Dora will never forget the night of 27 January 1969 when  nine Jews, who had been given a hurried show trial, were executed. Then aged 24, Dora was jailed, also on trumped-up spying charges, together with her mother and twin brothers aged 22 and a younger brother aged 16. 

 Only one wall separated Dora from the condemned men.” We were forced to clap hands and call them traitors,” she recalls. That same night a helicopter picked up the corpses and ferried them to Liberation Square. Half a million Iraqis came to sing, dance and ‘eat chocolates’ the next day under the gallows. The regime had declared a public holiday. 

Dora is convinced that she and her family would have been ‘next on the list’ for execution.
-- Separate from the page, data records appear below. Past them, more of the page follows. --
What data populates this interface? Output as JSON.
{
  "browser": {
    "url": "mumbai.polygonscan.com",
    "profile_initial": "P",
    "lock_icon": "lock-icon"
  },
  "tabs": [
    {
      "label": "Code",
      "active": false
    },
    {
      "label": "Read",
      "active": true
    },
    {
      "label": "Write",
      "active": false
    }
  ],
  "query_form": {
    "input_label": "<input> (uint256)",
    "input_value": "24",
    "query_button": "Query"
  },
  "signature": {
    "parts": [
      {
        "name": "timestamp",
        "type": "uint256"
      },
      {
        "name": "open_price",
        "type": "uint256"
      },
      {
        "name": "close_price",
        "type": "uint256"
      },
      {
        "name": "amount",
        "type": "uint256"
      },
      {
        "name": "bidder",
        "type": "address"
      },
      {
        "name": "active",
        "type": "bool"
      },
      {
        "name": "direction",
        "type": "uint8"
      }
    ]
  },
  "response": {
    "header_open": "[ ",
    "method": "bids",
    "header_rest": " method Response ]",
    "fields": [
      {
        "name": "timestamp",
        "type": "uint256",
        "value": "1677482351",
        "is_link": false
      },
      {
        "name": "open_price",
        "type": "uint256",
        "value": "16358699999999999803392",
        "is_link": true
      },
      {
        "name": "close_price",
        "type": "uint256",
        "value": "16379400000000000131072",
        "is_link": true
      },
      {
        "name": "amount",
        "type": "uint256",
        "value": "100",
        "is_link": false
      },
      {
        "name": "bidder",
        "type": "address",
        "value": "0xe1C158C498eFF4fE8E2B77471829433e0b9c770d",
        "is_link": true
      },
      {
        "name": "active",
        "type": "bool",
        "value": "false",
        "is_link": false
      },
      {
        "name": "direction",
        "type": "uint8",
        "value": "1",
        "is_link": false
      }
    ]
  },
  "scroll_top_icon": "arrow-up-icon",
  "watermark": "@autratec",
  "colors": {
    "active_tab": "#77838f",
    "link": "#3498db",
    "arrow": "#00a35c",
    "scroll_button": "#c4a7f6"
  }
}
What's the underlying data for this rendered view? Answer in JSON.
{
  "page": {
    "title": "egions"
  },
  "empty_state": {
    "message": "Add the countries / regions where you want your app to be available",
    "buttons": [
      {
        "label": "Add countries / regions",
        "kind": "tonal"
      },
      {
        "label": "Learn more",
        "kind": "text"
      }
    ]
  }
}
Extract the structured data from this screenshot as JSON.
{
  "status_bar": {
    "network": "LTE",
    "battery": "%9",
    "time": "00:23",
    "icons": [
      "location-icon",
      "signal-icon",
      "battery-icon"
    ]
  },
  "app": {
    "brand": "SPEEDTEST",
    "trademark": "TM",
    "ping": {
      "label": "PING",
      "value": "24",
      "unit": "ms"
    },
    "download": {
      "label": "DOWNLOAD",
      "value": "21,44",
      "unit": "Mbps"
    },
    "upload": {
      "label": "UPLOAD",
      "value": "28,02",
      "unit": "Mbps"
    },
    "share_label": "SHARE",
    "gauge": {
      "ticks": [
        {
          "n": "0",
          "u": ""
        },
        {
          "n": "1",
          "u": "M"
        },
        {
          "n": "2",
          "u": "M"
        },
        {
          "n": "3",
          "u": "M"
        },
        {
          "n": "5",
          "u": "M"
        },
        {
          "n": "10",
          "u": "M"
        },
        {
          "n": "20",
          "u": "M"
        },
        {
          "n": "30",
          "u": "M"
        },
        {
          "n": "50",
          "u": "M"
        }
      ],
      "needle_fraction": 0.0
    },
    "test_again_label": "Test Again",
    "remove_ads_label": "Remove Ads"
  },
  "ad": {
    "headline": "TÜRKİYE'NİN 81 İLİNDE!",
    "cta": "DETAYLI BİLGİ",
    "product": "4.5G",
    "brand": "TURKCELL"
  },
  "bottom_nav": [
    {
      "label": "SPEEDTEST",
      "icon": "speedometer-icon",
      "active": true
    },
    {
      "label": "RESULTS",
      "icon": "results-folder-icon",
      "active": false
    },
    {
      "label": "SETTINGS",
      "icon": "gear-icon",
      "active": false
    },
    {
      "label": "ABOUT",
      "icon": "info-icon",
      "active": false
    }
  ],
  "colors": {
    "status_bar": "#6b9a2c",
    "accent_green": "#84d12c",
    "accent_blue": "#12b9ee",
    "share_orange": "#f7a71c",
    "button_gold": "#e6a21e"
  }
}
They were freed following a visit from the Red Cross, which came to see if there were any Jews in Iraqi prisons.

During the three months that Dora and her family were in jail, they were tortured. Her brothers were strung up to the ceiling fan and hit with rubber hoses and iron bars. That was the least of it.

On their release, the family were told that if they said they were treated badly, their house or car would ‘accidentally’ catch fire. 

 The family were finally able to to be smuggled out of Iraq in December 1971. Some 2,000 Iraqi Jews took such illegal and risky routesout of the country. Dora has lived in Israel since. She has vowed never again to set foot in an Arab country.

Montreal  ZOOM Commemoration of the Baghdad  hangings


This website is dedicated to preserving the memory of the near-extinct Jewish communities, of the Middle East and North Africa, documenting the stories of the Jewish refugees and their current struggle for recognition and restitution.

Point of No Return

Jewish Refugees from Arab and Muslim Countries

One-stop blog on the Middle East's
forgotten Jewish refugees - updated daily.